Months later, I should have noticed.
I should have noticed those three words becoming more and more distant. I should have noticed the way you talked about her¾the same way you used to talk about me. I guess I was too busy falling to pay any attention.
Once I put the pieces together, I asked. You denied. Said my jealousy was showing.
I should have known better when the excuses flooded in:
“Sorry, I can’t. Sky needs me tonight, family stuff.”
“We still on for the movies?”
“Sorry, I have a lot of homework. Maybe tomorrow?”
“It’s been a while, do you want to talk tonight?”
“I would love to, but I’m actually about to go to bed.” When in reality, you were going out.
From then on, I’d overanalyze every moment, every sign. I did everything I could to save it, but in the end, I knew I wasn’t enough. Even now, I sometimes wonder if I ever was.
I figured when it ended I would have felt prepared. I mean, I knew it was coming. Instead, I felt heavy and empty all at the same time. I was drowning above the water. When you left, you took all the simple joys with you. You stole parts of me I didn’t know existed until now.

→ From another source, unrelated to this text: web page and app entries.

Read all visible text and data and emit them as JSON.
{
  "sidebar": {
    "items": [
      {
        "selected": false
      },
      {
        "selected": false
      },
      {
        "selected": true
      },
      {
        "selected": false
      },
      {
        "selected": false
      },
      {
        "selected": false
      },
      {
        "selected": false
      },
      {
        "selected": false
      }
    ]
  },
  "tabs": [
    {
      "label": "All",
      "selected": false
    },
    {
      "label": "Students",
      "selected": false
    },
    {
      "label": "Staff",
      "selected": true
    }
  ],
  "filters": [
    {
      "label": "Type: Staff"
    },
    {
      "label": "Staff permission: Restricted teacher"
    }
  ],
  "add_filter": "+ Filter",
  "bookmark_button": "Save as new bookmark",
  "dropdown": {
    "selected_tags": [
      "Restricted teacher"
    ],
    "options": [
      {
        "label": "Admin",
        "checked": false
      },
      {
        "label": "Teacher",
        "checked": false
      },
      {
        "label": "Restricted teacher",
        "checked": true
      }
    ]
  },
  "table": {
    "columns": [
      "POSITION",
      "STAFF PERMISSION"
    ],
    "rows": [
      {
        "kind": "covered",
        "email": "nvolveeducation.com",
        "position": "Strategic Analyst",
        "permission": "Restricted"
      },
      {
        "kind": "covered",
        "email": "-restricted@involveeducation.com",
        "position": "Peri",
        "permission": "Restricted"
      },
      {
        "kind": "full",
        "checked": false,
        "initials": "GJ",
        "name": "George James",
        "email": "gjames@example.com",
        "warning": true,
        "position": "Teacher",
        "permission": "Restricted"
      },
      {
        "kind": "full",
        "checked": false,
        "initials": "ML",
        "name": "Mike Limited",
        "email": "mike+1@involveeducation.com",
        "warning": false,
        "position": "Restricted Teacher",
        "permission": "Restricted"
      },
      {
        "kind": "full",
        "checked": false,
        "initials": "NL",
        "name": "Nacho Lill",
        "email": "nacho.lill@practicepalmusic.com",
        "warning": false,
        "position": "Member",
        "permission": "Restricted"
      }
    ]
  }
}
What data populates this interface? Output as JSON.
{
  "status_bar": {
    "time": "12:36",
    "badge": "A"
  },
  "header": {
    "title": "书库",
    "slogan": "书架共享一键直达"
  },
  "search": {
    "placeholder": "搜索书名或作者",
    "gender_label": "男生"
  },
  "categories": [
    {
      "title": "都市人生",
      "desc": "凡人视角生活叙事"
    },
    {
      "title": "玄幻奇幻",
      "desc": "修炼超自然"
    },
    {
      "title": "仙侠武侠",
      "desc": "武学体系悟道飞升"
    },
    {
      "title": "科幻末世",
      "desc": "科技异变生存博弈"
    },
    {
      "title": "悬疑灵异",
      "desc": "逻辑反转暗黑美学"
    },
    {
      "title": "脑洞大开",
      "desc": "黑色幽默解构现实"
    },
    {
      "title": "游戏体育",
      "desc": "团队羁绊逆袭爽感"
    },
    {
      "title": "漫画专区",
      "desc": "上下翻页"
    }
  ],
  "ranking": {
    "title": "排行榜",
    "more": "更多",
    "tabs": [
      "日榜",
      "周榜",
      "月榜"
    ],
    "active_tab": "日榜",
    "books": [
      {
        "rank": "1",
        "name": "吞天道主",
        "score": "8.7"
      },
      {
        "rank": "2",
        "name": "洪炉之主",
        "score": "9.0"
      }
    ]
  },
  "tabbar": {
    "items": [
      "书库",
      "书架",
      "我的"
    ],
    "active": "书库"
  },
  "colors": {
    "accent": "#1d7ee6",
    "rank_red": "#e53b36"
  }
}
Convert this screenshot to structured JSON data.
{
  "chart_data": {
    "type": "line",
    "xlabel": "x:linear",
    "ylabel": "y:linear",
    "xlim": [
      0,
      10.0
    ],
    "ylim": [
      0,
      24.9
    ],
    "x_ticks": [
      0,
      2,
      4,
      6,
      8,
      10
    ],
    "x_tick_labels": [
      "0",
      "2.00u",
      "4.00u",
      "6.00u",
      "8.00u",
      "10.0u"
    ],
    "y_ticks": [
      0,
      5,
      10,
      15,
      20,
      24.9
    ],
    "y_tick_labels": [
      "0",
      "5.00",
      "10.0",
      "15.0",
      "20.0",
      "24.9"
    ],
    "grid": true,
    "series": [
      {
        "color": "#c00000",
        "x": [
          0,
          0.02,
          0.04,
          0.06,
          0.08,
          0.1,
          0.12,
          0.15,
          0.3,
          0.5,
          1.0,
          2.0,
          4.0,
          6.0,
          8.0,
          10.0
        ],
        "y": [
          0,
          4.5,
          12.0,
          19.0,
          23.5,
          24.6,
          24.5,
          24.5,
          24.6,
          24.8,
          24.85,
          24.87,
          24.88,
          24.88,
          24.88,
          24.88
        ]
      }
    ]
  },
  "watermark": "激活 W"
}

During the day I occupied myself with anything and everything. At school I actually participated, volunteered to speak, and was the leader in groups. At work I gave my everything, not allowing myself to slack off for one second. I knew that if I did, my mind would wander too far. I put all of my energy into the things I loved. I hung out with family and friends, hoping they could help fill the void.
At night, when I lay in bed, looking in the spot you used to be, I felt alone. I was trapped in my thoughts with no way to escape. The only way I got through was by accepting them and imagining a world where nothing was wrong with me.
I remember the next winter, riding in the passenger seat of my dad’s car. We were on our way to my grandparents’ house for Christmas dinner. It was one of the first moments my mind wasn’t constantly wrapped around the idea of you. The side of my head pressed against the cool glass, watching flakes fly past us. We drove along cookie-cutter houses decorated perfectly for the event.
Out of the corner of my eye, I saw a couple building a lumpy snowman in their front yard. The girl smiled so wide at the boy, you could hardly see her face. And when she wasn’t looking, I’m sure he admired the way her hair fell just below her shoulders. Or the certain way she shook when she got cold. He was in love with all her little things, and she probably always knew.
I looked back toward the road in front of me, listening to the music that flowed through my headphones. That one song you used to sing to me shuffled on, and I immediately skipped it, trying to erase you from my memory.
You made me hate winter.
Victoria Barney is a creative writing student at Columbia College Chicago. She has been an editor for Hair Trigger and is always looking for new experiences within the writing world. Additional information can be found at https://nerdfightertori.wixsite.com/mysite.